    • Send a $27 check (made out to WWLL) to: WWLL, P.O. Box 484, Weston, MA 02493. Include a note asking for the hardcopy. Be sure to include your postal address, phone number, and email address.
    • The hardcopy will be postal mailed to you. Due to the logistics, we cannot guarantee receipt by Sept. 18.
    • Checks received for orders not fulfilled will be returned to you.

    Important Note: As with all WWLL Zoom courses, so that the teacher (who lives in the U.K.) can focus on teaching, this course requires that at least one registrant (preferably two or more) volunteer to be the Zoom host. WWLL will provide any training necessary. To volunteer, check the “Willing to be the Zoom host” box on the Registration form. For more information on the responsibilities of a Zoom host, send an email to zoomsupport@wwllcourses.org.

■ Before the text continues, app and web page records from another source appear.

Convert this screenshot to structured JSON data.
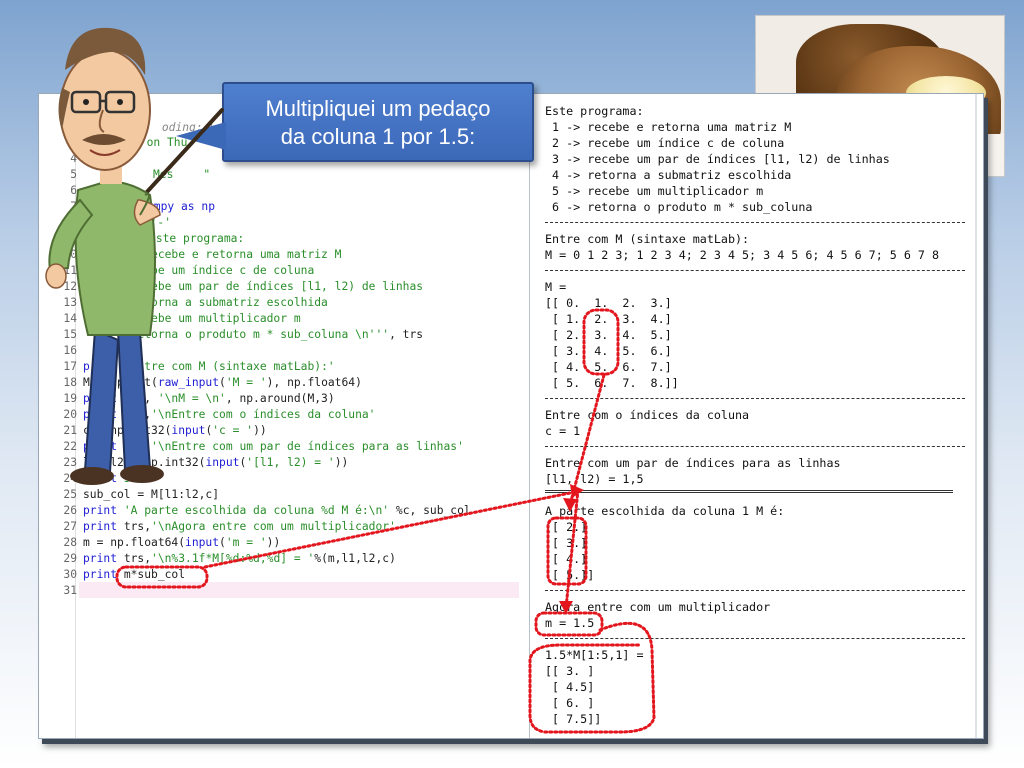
{
  "callout": {
    "line1": "Multipliquei um pedaço",
    "line2": "da coluna 1 por 1.5:"
  },
  "editor": {
    "header_partial": "oding: Lat",
    "line3_partial": "d on Thu",
    "line5_partial": "Mes",
    "line5_quote": "\"",
    "line7_partial": "umpy as np",
    "line8_partial": "t",
    "line8_code": "*'-'",
    "code_lines": [
      {
        "n": "3",
        "text": "d on Thu"
      },
      {
        "n": "4",
        "text": ""
      },
      {
        "n": "5",
        "text": "Mes    \""
      },
      {
        "n": "6",
        "text": ""
      },
      {
        "n": "7",
        "text": "umpy as np"
      },
      {
        "n": "8",
        "text": "t          *'-'"
      },
      {
        "n": "9",
        "text": "pr     '''Este programa:"
      },
      {
        "n": "10",
        "text": "  1      recebe e retorna uma matriz M"
      },
      {
        "n": "11",
        "text": "  2   recebe um índice c de coluna"
      },
      {
        "n": "12",
        "text": "  3 -> recebe um par de índices [l1, l2) de linhas"
      },
      {
        "n": "13",
        "text": "  4 -> retorna a submatriz escolhida"
      },
      {
        "n": "14",
        "text": "  5 -> recebe um multiplicador m"
      },
      {
        "n": "15",
        "text": "  6 -> retorna o produto m * sub_coluna \\n''', trs"
      },
      {
        "n": "16",
        "text": ""
      },
      {
        "n": "17",
        "text": "print 'Entre com M (sintaxe matLab):'"
      },
      {
        "n": "18",
        "text": "M = np.mat(raw_input('M = '), np.float64)"
      },
      {
        "n": "19",
        "text": "print trs, '\\nM = \\n', np.around(M,3)"
      },
      {
        "n": "20",
        "text": "print trs,'\\nEntre com o índices da coluna'"
      },
      {
        "n": "21",
        "text": "c = np.int32(input('c = '))"
      },
      {
        "n": "22",
        "text": "print trs,'\\nEntre com um par de índices para as linhas'"
      },
      {
        "n": "23",
        "text": "l1, l2 = np.int32(input('[l1, l2) = '))"
      },
      {
        "n": "24",
        "text": "print 54*'='"
      },
      {
        "n": "25",
        "text": "sub_col = M[l1:l2,c]"
      },
      {
        "n": "26",
        "text": "print 'A parte escolhida da coluna %d M é:\\n' %c, sub_col"
      },
      {
        "n": "27",
        "text": "print trs,'\\nAgora entre com um multiplicador'"
      },
      {
        "n": "28",
        "text": "m = np.float64(input('m = '))"
      },
      {
        "n": "29",
        "text": "print trs,'\\n%3.1f*M[%d:%d,%d] = '%(m,l1,l2,c)"
      },
      {
        "n": "30",
        "text": "print m*sub_col"
      },
      {
        "n": "31",
        "text": ""
      }
    ]
  },
  "console": {
    "lines": [
      "Este programa:",
      " 1 -> recebe e retorna uma matriz M",
      " 2 -> recebe um índice c de coluna",
      " 3 -> recebe um par de índices [l1, l2) de linhas",
      " 4 -> retorna a submatriz escolhida",
      " 5 -> recebe um multiplicador m",
      " 6 -> retorna o produto m * sub_coluna",
      "Entre com M (sintaxe matLab):",
      "M = 0 1 2 3; 1 2 3 4; 2 3 4 5; 3 4 5 6; 4 5 6 7; 5 6 7 8",
      "M =",
      "[[ 0.  1.  2.  3.]",
      " [ 1.  2.  3.  4.]",
      " [ 2.  3.  4.  5.]",
      " [ 3.  4.  5.  6.]",
      " [ 4.  5.  6.  7.]",
      " [ 5.  6.  7.  8.]]",
      "Entre com o índices da coluna",
      "c = 1",
      "Entre com um par de índices para as linhas",
      "[l1, l2) = 1,5",
      "A parte escolhida da coluna 1 M é:",
      "[[ 2.]",
      " [ 3.]",
      " [ 4.]",
      " [ 5.]]",
      "Agora entre com um multiplicador",
      "m = 1.5",
      "1.5*M[1:5,1] =",
      "[[ 3. ]",
      " [ 4.5]",
      " [ 6. ]",
      " [ 7.5]]"
    ]
  },
  "colors": {
    "callout_fill": "#3c68b8",
    "annotation_red": "#e3161e",
    "keyword_blue": "#1d1dd4",
    "string_green": "#2a8f2a"
  },
  "icons": {
    "cartoon": "professor-pointing-cartoon",
    "photo": "bread-slice-with-butter-photo"
  }
}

    Teacher: Carol Shedd has degrees in English literature, library science, and religion. For 12 years she was director of outreach at Harvard's Center for Middle Eastern Studies and has led courses at several lifetime learning programs.

  • Science in the News

    Sessions 1-5. Starts September 11 Discoveries and exploits in science fill the news. They enthrall the imagination, but can lead to bewildering questions about how they work and what they mean for our future. We'll tackle a variety of topics of current interest, from genetic engineering to the effects of a strong El Nino on changing weather patterns, and the challenges of AI. We'll shed light on issues of science and technology important to our understanding of the modern world. Join us as we discuss the most up-to-date science in a clear, concise manner that is both thought-provoking and fun.

    Note: Since this course only lasts the first 5 sessions (i.e. weeks), at the end of Session #5 you will be given the opportunity to join another class (on a space-available basis) for the remainder of the semester at no additional fee.

    Teacher: Frank Villa taught physics and ran his own company that designed laboratories. He has lectured on a range of scientific topics for many years.

  • Stories of Conflict as Seen Through a Narrator's Lens, Part XVI

    We will discuss how narrators' perspectives affect our appreciation of works including selected sonnets by Shakespeare. Our emphasis will be on DARK TIDE The Great Boston Molasses Flood of 1919 by Stephen Puleo and Shakespeare's King Lear.

    Teacher: Helen Smith has taught at the Winsor School, Newton North and in Armenia, Hungary, Kyrgyzstan, the Republic of Georgia, Romania and Zambia. A Smith College graduate, she edits texts about writing and journalism. She is the president of the New England Scholastic Press Association.

  • Writing Your Story: (Memoir, NOT autobiography)

    Maximum Enrollment: 20 If you enjoy writing and sharing stories of your life with a community of writers that will give you constructive feedback, this class may be for you. If you are writing a memoir or simply want to share your stories with your children and grandchildren, most writers find being part of the group inspires them to write more regularly. The best way to learn about memoir writing is to listen to other writers' stories. Everything shared is confidential. Writing is done at home and shared in class. For those who can stay, the class extends to 1 p.m.

    Leader: Sue Edgecomb, retired from teaching for 35 years in the Wellesley schools, has participated in Amherst Writers and Artists workshops for 12 years. Her memoir, Clearing in the West: Navigating the Journey Through Loss, Grief and Healing, was published in July 2021.